Seat belt fines have become a lot more common in recent years according to the latest shocking figures to be released. This period of time has seen a 30% rise in the total number of offences seen. This doesn’t take into account the number of people who may have driven without a seat belt and not been caught, so the actual figure for people driving without belting up could be even higher.
Fixed penalties worth over £3.5 million were issued to people throughout 2013 who were caught out not wearing their seat belts. The total number caught rose to 35,000, from a figure of 27,000 back in 2010. One in five of the people caught were seen on roads throughout Scotland, a local paper from the area reported. This was also where the biggest increase in fines was seen, although it is thought this could be attributed to better policing and enforcing of the law in Scotland.
Seat belts have long been proven to save lives and minimise the injuries suffered in road accidents. Indeed, since it became law to wear a seat belt in 1983, fatalities have fallen by 60%.
Why is neglecting to wear a seat belt so dangerous?
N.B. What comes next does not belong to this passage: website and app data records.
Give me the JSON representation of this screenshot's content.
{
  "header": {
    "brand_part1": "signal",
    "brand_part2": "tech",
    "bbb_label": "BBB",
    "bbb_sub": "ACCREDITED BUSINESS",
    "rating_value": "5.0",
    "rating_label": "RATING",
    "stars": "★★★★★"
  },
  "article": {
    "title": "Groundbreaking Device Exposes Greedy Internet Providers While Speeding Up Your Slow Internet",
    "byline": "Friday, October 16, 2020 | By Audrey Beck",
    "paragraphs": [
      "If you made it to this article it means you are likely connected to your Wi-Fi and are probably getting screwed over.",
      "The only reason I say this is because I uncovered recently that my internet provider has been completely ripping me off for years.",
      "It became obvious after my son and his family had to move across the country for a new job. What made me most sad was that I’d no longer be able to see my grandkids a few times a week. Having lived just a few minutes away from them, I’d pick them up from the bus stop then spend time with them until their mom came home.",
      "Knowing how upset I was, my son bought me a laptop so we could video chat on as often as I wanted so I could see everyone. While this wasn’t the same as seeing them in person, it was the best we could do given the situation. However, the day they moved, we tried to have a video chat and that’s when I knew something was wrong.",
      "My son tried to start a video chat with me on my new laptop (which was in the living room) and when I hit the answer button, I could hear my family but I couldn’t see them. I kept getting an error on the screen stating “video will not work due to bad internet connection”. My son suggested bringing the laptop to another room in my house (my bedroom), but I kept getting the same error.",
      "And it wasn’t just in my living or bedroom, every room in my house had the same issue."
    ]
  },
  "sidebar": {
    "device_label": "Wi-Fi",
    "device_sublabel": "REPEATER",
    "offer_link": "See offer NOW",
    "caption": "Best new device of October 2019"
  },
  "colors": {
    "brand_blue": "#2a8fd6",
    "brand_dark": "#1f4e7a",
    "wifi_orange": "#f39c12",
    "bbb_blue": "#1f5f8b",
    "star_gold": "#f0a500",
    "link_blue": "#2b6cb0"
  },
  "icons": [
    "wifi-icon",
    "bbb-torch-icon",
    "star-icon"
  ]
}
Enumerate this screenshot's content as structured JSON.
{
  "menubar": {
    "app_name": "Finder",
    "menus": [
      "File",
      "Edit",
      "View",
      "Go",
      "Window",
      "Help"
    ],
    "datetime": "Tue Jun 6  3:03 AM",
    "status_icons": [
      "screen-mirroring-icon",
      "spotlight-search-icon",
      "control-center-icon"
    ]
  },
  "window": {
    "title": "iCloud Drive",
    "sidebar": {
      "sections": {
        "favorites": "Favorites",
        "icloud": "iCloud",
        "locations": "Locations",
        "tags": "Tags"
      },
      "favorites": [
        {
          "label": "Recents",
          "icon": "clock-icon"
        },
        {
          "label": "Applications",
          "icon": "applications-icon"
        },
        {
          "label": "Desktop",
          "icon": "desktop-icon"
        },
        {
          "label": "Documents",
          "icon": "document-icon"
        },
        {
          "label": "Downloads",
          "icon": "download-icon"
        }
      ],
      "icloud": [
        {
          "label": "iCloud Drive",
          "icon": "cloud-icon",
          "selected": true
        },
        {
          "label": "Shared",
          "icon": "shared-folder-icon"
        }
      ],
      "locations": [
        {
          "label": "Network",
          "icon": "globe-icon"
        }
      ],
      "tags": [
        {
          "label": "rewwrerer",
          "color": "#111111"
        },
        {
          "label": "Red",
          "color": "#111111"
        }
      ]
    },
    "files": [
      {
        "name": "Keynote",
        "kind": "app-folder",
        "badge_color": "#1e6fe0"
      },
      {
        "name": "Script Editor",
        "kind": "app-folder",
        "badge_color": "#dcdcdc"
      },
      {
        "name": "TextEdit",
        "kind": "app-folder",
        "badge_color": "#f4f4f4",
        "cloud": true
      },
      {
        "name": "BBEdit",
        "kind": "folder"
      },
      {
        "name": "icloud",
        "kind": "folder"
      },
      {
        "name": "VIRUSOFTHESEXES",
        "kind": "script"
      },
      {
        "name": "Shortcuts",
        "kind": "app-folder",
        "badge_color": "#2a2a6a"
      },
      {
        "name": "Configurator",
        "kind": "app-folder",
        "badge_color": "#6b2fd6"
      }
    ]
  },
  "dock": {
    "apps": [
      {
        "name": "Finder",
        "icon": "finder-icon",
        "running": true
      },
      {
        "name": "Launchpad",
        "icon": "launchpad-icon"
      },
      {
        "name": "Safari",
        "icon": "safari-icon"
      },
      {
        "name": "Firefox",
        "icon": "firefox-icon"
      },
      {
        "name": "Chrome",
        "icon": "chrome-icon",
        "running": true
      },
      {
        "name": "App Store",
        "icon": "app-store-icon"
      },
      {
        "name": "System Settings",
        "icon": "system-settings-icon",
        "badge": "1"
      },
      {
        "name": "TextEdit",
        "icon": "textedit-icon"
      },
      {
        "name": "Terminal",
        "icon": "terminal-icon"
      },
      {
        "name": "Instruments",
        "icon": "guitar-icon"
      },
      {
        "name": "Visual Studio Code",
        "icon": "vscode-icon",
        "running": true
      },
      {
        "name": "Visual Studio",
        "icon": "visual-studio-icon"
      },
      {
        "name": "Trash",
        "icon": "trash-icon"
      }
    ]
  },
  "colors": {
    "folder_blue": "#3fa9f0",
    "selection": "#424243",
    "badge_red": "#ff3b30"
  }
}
Imagine what would happen if you were in a car and not wearing a seat belt. If something hit you from behind, or your car was involved in an accident while travelling at speed, there would nothing to prevent you from smashing into the steering wheel or going through the windscreen. It is hoped that seatbelt fines will make these drivers and passengers think again and wear their belts the next time they get into their cars. To go without one is very dangerous indeed and can lead to injuries or loss of life.
Do you need advice after suffering in a road accident?
If you’ve been in a road accident that was caused by someone not wearing a seat belt, you may have cause to consider a compensation claim. AAH will determine the facts of the case and see whether you might bring a no win, no fee* claim against those responsible and negligent in their behaviour. Get in touch today and find out through our 30-second online test where you might stand. A simple phone call, using our free 24/7 enquiry line, is all it takes to get in touch.
Date Published: November 11, 2014
Author: David Brown